Osric is a classic yes man.

If Hamlet wanted an honest answer to this question, he could not be sure with a question like this. If Osric can answer “yes” he will.
“Are they all the same length? “ “Yes!” “Are these swords all different lengths?” “Yes!”

You’d have to ask “What are the lengths of these swords?” to get something besides yes.

One of things I learned from teaching is what kinds of questions are fruitful and which are dead ends. Questions that lead to Yes or No are not very useful in that, aside from motivations to agree or disagree with the asker, they tend to stop the conversation.

“Is Osric complicit in this plot?” is not as productive a question as “How might Osric be complicit in this plot?”

Then you get some goods. And then you can ask its opposite, “In what ways might Osric be innocent?”

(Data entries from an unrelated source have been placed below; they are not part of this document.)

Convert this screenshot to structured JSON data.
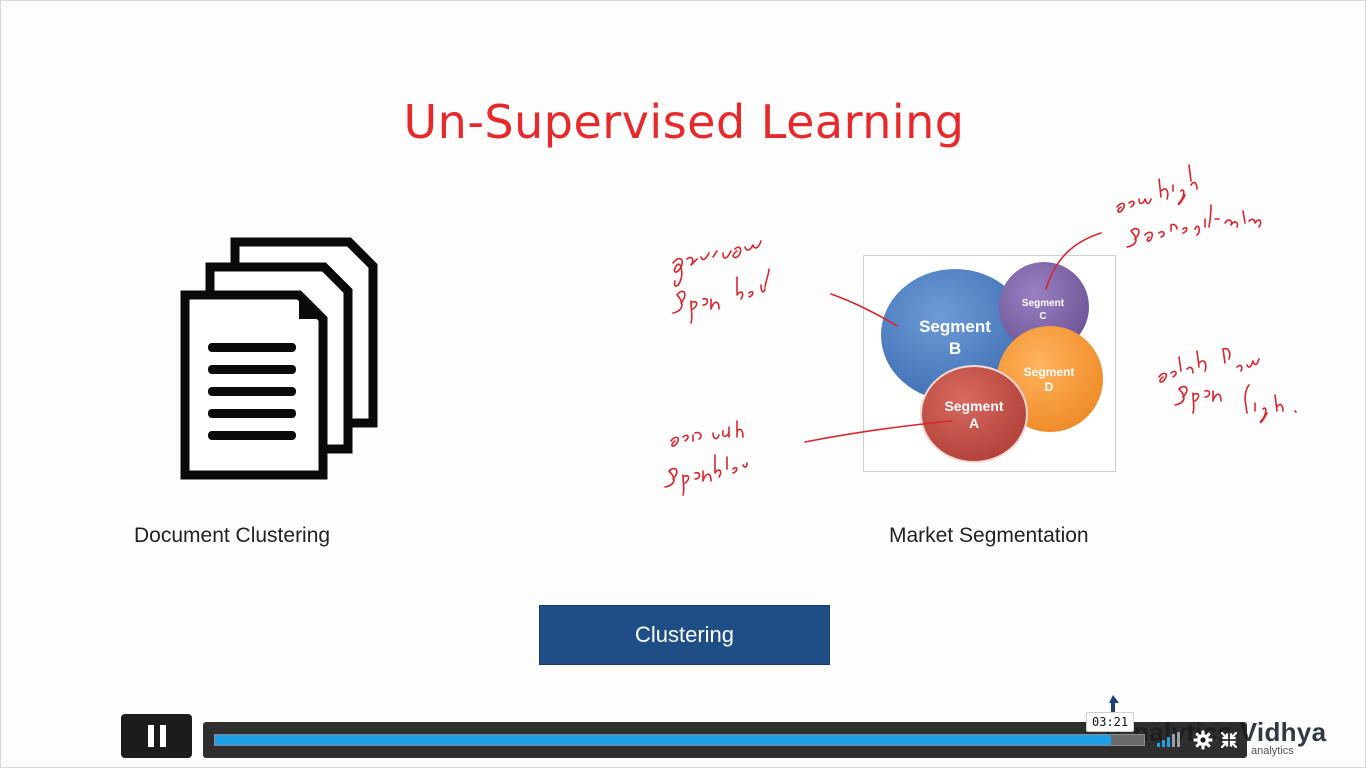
{
  "slide": {
    "title": "Un-Supervised Learning",
    "left_caption": "Document Clustering",
    "right_caption": "Market Segmentation",
    "center_box": "Clustering"
  },
  "venn": {
    "segments": [
      {
        "name_line1": "Segment",
        "name_line2": "B",
        "color": "#4e80c4"
      },
      {
        "name_line1": "Segment",
        "name_line2": "C",
        "color": "#8166a9"
      },
      {
        "name_line1": "Segment",
        "name_line2": "D",
        "color": "#f79b3e"
      },
      {
        "name_line1": "Segment",
        "name_line2": "A",
        "color": "#c5524a"
      }
    ]
  },
  "branding": {
    "name": "nalytics Vidhya",
    "sub": "analytics"
  },
  "player": {
    "time_tooltip": "03:21",
    "progress_fraction": 0.965,
    "accent_color": "#1ea0e6",
    "icons": [
      "pause-icon",
      "volume-icon",
      "gear-icon",
      "fullscreen-exit-icon"
    ]
  },
  "colors": {
    "title": "#e8292b",
    "annotation_ink": "#d9262b",
    "clustering_box": "#1f4e87"
  }
}
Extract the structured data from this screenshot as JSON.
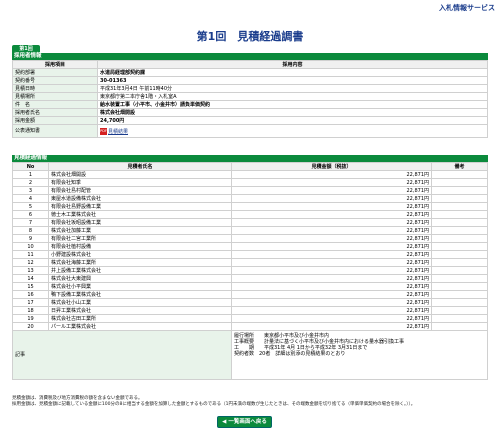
{
  "header": {
    "service": "入札情報サービス",
    "title": "第1回　見積経過調書",
    "tab": "第1回"
  },
  "saiyou": {
    "section_title": "採用者情報",
    "col_item": "採用項目",
    "col_content": "採用内容",
    "rows": [
      {
        "label": "契約部署",
        "value": "水道局経理部契約課"
      },
      {
        "label": "契約番号",
        "value": "30-01363"
      },
      {
        "label": "見積日時",
        "value": "平成31年3月4日 午前11時40分"
      },
      {
        "label": "見積場所",
        "value": "東京都庁第二本庁舎1階・入札室A"
      },
      {
        "label": "件　名",
        "value": "給水装置工事（小平市、小金井市）請負単価契約"
      },
      {
        "label": "採用者氏名",
        "value": "株式会社畑開設"
      },
      {
        "label": "採用金額",
        "value": "24,700円"
      }
    ],
    "notice_label": "公表通知書",
    "notice_link": "見積結果"
  },
  "keika": {
    "section_title": "見積経過情報",
    "col_no": "No",
    "col_name": "見積者氏名",
    "col_amount": "見積金額（税抜）",
    "col_note": "備考",
    "rows": [
      {
        "no": "1",
        "name": "株式会社畑開設",
        "amount": "22,871円"
      },
      {
        "no": "2",
        "name": "有限会社知季",
        "amount": "22,871円"
      },
      {
        "no": "3",
        "name": "有限会社島村配管",
        "amount": "22,871円"
      },
      {
        "no": "4",
        "name": "東屋水道設備株式会社",
        "amount": "22,871円"
      },
      {
        "no": "5",
        "name": "有限会社島野設備工業",
        "amount": "22,871円"
      },
      {
        "no": "6",
        "name": "徳士木工業株式会社",
        "amount": "22,871円"
      },
      {
        "no": "7",
        "name": "有限会社坂昭設備工業",
        "amount": "22,871円"
      },
      {
        "no": "8",
        "name": "株式会社加藤工業",
        "amount": "22,871円"
      },
      {
        "no": "9",
        "name": "有限会社二宮工業所",
        "amount": "22,871円"
      },
      {
        "no": "10",
        "name": "有限会社植村設備",
        "amount": "22,871円"
      },
      {
        "no": "11",
        "name": "小野建設株式会社",
        "amount": "22,871円"
      },
      {
        "no": "12",
        "name": "株式会社海藤工業所",
        "amount": "22,871円"
      },
      {
        "no": "13",
        "name": "井上設備工業株式会社",
        "amount": "22,871円"
      },
      {
        "no": "14",
        "name": "株式会社大東建興",
        "amount": "22,871円"
      },
      {
        "no": "15",
        "name": "株式会社小平興業",
        "amount": "22,871円"
      },
      {
        "no": "16",
        "name": "鴨下設備工業株式会社",
        "amount": "22,871円"
      },
      {
        "no": "17",
        "name": "株式会社小山工業",
        "amount": "22,871円"
      },
      {
        "no": "18",
        "name": "日昇工業株式会社",
        "amount": "22,871円"
      },
      {
        "no": "19",
        "name": "株式会社古田工業所",
        "amount": "22,871円"
      },
      {
        "no": "20",
        "name": "パール工業株式会社",
        "amount": "22,871円"
      }
    ],
    "remarks_label": "記事",
    "remarks": [
      "履行場所　　東京都小平市及び小金井市内",
      "工事概要　　計量法に基づく小平市及び小金井市内における量水器引換工事",
      "工　　期　　平成31年 4月 1日から平成32年 3月31日まで",
      "",
      "契約者数　20者　詳細は別添の見積結果のとおり"
    ]
  },
  "footer": {
    "note1": "見積金額は、消費税及び地方消費税の額を含まない金額である。",
    "note2": "採用金額は、見積金額に記載している金額に100分の8に相当する金額を加算した金額とするものである（1円未満の端数が生じたときは、その端数金額を切り捨てる（単価単価契約の場合を除く。））。",
    "back_label": "◀ 一覧画面へ戻る"
  }
}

Thus has he – and many More of the same bevy that I know the dressy age dotes on – only got the tune of The time and outward habit of encounter.

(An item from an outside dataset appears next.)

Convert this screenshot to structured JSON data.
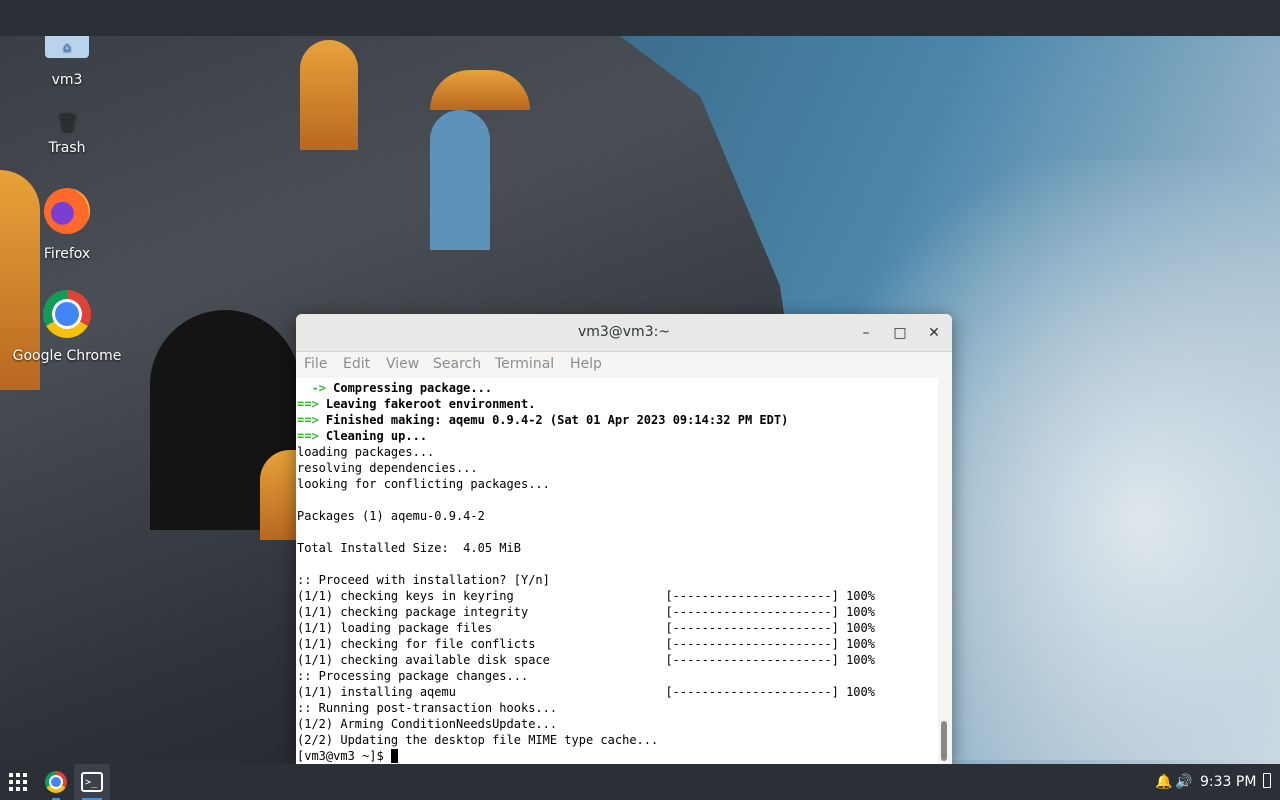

This line makes me wonder if Osric might be on the autism spectrum. Or rather this description of Osric reminds me of what I’ve come to understand is a coping mechanism for neurodivergent people, particularly those on the spectrum. If you can’t quite read people or loud social encounters intuitively – then learning a few outward expressions is a great way to survive.

I mean, my lord, the opposition of your person in trial.

Does Osric think that Hamlet hasn’t understood the proposition? Is he genuinely trying to clarify the wager? Or is he just flustered by Hamlet’s refusal to play the game? Of course he doesn’t have an answer for what would happen if Hamlet answered “no” – finding a response to that question would require a much higher pay grade.
It’s like asking the most rule-following cultural-norm-fulfilling, rote society-participator what would happen if you broke the rules; he doesn’t know and cannot even begin to imagine a world where people don’t follow their expected roles.

He hath laid on twelve for nine.

I’m not sure what Shakespeare’s trying to tell us here with this. The numbers don’t necessarily add up. There are twelve rounds, I guess? And if Laertes is only three points ahead of Hamlet, Claudius still wins. Is this twelve to nine? That this is meant to be the final score? That he’s laying odds on the final score being Laertes = 12, Hamlet = 9? Or is it that the odds are that?
But if they only play twelve rounds, how could Laertes get 12 points and Hamlet 9? They’d have to play 21 rounds to get that score. Or – points would have to be worth more than one on occasion. Is a hit worth three points? So Hamlet gets three hits and Laertes four in order to win? Or maybe it’s twelve somethings?
The math is funny.
But maybe that’s on purpose. To make it obvious that this weird competition is a set up and Hamlet’s about to get screwed with a sword.

The king, sir, hath laid, that in a dozen passes Between yourself and him, he shall not exceed you Three hits.

I just read Samuel Johnson’s note on this and it makes me like Samuel Johnson a lot. “This wager I do not understand” and “It is sufficient that there was a wager.”
I’d like to have a text-off with Samuel Johnson.
I mean, I know he’s dead.
His attack on the text- and by attack – I mean approach – is something I quite connect to. On Genius, the commenter has labeled Johnson’s comment as “cranky” and maybe that’s why I like it – though I don’t see it that way.
I likewise do not understand the terms of this wager. They are quite complicated and it is not clear how anyone wins or loses. It is sufficient that there was a wager.